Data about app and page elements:

↓

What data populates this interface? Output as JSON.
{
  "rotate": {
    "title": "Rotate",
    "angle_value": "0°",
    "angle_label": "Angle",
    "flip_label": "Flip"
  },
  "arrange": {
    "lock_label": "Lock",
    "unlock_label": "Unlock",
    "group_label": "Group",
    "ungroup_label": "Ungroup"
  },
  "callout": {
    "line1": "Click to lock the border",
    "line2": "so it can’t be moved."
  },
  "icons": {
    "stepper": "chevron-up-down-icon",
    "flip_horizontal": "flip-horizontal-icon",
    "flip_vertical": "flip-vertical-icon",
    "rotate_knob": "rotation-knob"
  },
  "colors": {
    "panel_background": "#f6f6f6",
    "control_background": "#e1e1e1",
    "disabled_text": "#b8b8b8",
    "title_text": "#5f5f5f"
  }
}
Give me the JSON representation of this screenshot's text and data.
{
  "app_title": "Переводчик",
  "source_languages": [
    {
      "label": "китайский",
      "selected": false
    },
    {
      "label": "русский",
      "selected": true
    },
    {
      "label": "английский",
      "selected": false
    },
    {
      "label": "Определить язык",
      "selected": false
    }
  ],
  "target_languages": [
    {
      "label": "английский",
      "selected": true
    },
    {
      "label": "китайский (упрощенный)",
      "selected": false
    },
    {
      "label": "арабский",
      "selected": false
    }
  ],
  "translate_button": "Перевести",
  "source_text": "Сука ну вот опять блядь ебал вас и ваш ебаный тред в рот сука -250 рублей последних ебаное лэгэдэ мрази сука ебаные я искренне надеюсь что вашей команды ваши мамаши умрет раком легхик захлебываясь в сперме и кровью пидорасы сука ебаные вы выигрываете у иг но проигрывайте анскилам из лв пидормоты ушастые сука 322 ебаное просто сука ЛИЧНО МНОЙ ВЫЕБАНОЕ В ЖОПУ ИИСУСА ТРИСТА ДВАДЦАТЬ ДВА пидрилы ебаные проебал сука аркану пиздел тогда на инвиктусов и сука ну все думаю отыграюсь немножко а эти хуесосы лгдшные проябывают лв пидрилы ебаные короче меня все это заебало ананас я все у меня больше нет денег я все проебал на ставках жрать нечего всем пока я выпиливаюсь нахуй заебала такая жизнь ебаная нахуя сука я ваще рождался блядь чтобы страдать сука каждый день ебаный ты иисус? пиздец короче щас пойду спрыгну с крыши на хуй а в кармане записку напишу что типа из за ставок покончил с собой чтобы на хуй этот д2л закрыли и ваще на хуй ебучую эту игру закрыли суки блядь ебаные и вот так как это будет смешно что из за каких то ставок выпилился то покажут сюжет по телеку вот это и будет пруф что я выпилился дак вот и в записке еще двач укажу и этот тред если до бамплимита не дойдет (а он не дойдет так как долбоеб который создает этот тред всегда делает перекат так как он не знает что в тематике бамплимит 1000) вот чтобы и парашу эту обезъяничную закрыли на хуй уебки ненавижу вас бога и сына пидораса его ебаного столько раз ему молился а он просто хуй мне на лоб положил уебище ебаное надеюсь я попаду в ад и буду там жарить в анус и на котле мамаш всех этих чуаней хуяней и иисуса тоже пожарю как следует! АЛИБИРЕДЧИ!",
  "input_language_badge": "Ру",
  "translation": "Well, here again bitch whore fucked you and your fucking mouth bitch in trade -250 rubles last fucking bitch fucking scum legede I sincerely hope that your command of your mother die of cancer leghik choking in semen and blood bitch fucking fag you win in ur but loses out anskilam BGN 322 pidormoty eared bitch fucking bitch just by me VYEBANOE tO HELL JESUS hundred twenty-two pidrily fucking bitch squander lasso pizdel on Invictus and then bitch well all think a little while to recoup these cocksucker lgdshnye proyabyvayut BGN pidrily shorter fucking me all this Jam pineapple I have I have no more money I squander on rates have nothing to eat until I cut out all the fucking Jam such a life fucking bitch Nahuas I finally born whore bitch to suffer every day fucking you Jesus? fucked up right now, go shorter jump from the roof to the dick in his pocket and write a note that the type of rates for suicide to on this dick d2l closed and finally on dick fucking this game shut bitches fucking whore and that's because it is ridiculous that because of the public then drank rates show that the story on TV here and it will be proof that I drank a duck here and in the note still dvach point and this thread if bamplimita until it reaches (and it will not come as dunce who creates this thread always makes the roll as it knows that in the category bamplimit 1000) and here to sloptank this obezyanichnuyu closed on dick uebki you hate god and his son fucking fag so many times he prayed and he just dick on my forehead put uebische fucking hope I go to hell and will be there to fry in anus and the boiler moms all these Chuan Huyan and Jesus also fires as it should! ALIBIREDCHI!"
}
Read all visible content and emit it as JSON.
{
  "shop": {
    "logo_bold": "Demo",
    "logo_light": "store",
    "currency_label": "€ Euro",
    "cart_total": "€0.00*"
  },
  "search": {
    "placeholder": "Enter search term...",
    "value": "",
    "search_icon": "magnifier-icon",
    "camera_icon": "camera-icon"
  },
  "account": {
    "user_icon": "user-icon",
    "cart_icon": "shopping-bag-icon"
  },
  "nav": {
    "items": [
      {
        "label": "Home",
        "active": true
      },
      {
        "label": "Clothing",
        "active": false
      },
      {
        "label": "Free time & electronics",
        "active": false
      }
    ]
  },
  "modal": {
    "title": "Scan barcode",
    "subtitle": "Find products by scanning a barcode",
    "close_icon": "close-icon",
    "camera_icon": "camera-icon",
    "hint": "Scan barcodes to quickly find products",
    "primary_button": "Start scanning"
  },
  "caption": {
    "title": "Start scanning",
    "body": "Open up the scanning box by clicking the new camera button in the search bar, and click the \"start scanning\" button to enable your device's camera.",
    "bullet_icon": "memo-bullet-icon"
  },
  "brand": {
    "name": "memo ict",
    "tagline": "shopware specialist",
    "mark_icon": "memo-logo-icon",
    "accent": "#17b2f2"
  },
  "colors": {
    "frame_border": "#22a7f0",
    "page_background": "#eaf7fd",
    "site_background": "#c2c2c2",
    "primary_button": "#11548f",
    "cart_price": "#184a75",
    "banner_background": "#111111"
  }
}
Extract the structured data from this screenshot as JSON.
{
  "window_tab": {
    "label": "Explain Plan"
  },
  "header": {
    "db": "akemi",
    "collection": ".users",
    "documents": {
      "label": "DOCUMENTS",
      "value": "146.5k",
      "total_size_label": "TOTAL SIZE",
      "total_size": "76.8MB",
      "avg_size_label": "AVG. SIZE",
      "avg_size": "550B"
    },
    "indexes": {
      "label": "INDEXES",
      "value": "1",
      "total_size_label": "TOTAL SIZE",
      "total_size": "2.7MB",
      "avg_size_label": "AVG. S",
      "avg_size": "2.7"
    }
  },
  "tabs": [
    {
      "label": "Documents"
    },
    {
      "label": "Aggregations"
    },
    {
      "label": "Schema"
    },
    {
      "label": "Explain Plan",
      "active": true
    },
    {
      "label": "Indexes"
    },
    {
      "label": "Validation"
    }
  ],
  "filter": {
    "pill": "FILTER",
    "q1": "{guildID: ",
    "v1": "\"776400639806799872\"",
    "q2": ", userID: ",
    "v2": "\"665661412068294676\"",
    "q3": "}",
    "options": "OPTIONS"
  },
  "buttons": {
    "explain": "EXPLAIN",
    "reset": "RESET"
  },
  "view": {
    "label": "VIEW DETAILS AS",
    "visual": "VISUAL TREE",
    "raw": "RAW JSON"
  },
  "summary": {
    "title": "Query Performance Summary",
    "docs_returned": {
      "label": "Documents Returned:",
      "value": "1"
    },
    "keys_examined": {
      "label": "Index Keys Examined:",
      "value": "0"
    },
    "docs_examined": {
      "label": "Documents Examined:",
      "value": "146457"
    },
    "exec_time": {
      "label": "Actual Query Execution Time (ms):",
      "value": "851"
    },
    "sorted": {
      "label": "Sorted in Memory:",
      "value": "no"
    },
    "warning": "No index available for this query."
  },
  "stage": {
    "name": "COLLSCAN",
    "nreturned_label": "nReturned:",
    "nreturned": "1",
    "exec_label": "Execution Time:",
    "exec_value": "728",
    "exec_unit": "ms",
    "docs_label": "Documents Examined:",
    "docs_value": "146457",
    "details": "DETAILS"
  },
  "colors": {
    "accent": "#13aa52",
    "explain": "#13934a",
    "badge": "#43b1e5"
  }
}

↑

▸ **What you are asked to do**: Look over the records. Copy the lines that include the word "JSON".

▸ **Answer space**:
What data populates this interface? Output as JSON.
Give me the JSON representation of this screenshot's text and data.
Read all visible content and emit it as JSON.
Extract the structured data from this screenshot as JSON.
    "raw": "RAW JSON"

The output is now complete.